[Opening Records shown section]

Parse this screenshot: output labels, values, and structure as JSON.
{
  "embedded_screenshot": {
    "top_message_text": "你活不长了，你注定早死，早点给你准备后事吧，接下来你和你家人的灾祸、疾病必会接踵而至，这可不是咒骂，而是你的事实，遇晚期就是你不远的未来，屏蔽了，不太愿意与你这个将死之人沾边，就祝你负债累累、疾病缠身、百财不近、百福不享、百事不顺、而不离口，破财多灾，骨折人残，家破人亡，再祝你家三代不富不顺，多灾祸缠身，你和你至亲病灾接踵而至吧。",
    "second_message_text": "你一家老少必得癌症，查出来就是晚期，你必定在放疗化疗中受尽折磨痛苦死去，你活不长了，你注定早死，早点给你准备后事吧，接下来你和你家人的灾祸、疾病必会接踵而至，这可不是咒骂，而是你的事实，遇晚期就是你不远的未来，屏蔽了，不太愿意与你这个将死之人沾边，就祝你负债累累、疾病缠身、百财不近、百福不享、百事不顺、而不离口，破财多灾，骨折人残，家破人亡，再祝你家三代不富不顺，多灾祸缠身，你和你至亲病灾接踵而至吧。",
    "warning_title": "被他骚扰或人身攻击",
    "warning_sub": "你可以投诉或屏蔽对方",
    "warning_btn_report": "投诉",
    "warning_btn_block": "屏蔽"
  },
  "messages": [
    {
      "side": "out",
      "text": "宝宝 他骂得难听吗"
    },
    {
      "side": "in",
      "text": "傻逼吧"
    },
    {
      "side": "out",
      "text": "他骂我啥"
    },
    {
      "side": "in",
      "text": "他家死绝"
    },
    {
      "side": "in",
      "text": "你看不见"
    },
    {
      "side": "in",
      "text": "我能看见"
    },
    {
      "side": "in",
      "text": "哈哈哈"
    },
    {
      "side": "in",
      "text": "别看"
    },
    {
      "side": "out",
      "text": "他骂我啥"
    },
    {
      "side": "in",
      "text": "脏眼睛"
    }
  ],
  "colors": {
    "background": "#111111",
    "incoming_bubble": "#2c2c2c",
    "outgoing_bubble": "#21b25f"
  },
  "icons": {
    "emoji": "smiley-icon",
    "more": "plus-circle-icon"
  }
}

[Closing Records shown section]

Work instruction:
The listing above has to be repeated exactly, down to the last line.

Your solution:
Parse this screenshot: output labels, values, and structure as JSON.
{
  "embedded_screenshot": {
    "top_message_text": "你活不长了，你注定早死，早点给你准备后事吧，接下来你和你家人的灾祸、疾病必会接踵而至，这可不是咒骂，而是你的事实，遇晚期就是你不远的未来，屏蔽了，不太愿意与你这个将死之人沾边，就祝你负债累累、疾病缠身、百财不近、百福不享、百事不顺、而不离口，破财多灾，骨折人残，家破人亡，再祝你家三代不富不顺，多灾祸缠身，你和你至亲病灾接踵而至吧。",
    "second_message_text": "你一家老少必得癌症，查出来就是晚期，你必定在放疗化疗中受尽折磨痛苦死去，你活不长了，你注定早死，早点给你准备后事吧，接下来你和你家人的灾祸、疾病必会接踵而至，这可不是咒骂，而是你的事实，遇晚期就是你不远的未来，屏蔽了，不太愿意与你这个将死之人沾边，就祝你负债累累、疾病缠身、百财不近、百福不享、百事不顺、而不离口，破财多灾，骨折人残，家破人亡，再祝你家三代不富不顺，多灾祸缠身，你和你至亲病灾接踵而至吧。",
    "warning_title": "被他骚扰或人身攻击",
    "warning_sub": "你可以投诉或屏蔽对方",
    "warning_btn_report": "投诉",
    "warning_btn_block": "屏蔽"
  },
  "messages": [
    {
      "side": "out",
      "text": "宝宝 他骂得难听吗"
    },
    {
      "side": "in",
      "text": "傻逼吧"
    },
    {
      "side": "out",
      "text": "他骂我啥"
    },
    {
      "side": "in",
      "text": "他家死绝"
    },
    {
      "side": "in",
      "text": "你看不见"
    },
    {
      "side": "in",
      "text": "我能看见"
    },
    {
      "side": "in",
      "text": "哈哈哈"
    },
    {
      "side": "in",
      "text": "别看"
    },
    {
      "side": "out",
      "text": "他骂我啥"
    },
    {
      "side": "in",
      "text": "脏眼睛"
    }
  ],
  "colors": {
    "background": "#111111",
    "incoming_bubble": "#2c2c2c",
    "outgoing_bubble": "#21b25f"
  },
  "icons": {
    "emoji": "smiley-icon",
    "more": "plus-circle-icon"
  }
}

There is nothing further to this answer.